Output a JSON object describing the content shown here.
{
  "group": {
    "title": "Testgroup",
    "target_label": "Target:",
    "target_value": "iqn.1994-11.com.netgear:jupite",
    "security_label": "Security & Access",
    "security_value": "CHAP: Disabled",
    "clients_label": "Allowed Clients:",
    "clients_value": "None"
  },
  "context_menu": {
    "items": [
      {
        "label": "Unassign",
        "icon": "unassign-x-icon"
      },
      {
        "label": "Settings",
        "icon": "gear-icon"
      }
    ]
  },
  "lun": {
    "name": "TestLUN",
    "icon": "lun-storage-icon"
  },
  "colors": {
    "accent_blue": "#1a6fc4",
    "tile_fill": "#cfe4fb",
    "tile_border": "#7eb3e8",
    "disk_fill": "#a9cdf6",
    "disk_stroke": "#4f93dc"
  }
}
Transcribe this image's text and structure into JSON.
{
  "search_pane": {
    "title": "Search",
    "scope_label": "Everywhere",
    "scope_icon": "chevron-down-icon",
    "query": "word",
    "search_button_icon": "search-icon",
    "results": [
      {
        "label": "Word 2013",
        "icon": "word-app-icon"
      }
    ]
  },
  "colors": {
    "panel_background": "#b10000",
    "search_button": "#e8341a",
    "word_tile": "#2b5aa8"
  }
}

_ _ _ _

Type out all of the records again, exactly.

Output a JSON object describing the content shown here.
{
  "group": {
    "title": "Testgroup",
    "target_label": "Target:",
    "target_value": "iqn.1994-11.com.netgear:jupite",
    "security_label": "Security & Access",
    "security_value": "CHAP: Disabled",
    "clients_label": "Allowed Clients:",
    "clients_value": "None"
  },
  "context_menu": {
    "items": [
      {
        "label": "Unassign",
        "icon": "unassign-x-icon"
      },
      {
        "label": "Settings",
        "icon": "gear-icon"
      }
    ]
  },
  "lun": {
    "name": "TestLUN",
    "icon": "lun-storage-icon"
  },
  "colors": {
    "accent_blue": "#1a6fc4",
    "tile_fill": "#cfe4fb",
    "tile_border": "#7eb3e8",
    "disk_fill": "#a9cdf6",
    "disk_stroke": "#4f93dc"
  }
}
Transcribe this image's text and structure into JSON.
{
  "search_pane": {
    "title": "Search",
    "scope_label": "Everywhere",
    "scope_icon": "chevron-down-icon",
    "query": "word",
    "search_button_icon": "search-icon",
    "results": [
      {
        "label": "Word 2013",
        "icon": "word-app-icon"
      }
    ]
  },
  "colors": {
    "panel_background": "#b10000",
    "search_button": "#e8341a",
    "word_tile": "#2b5aa8"
  }
}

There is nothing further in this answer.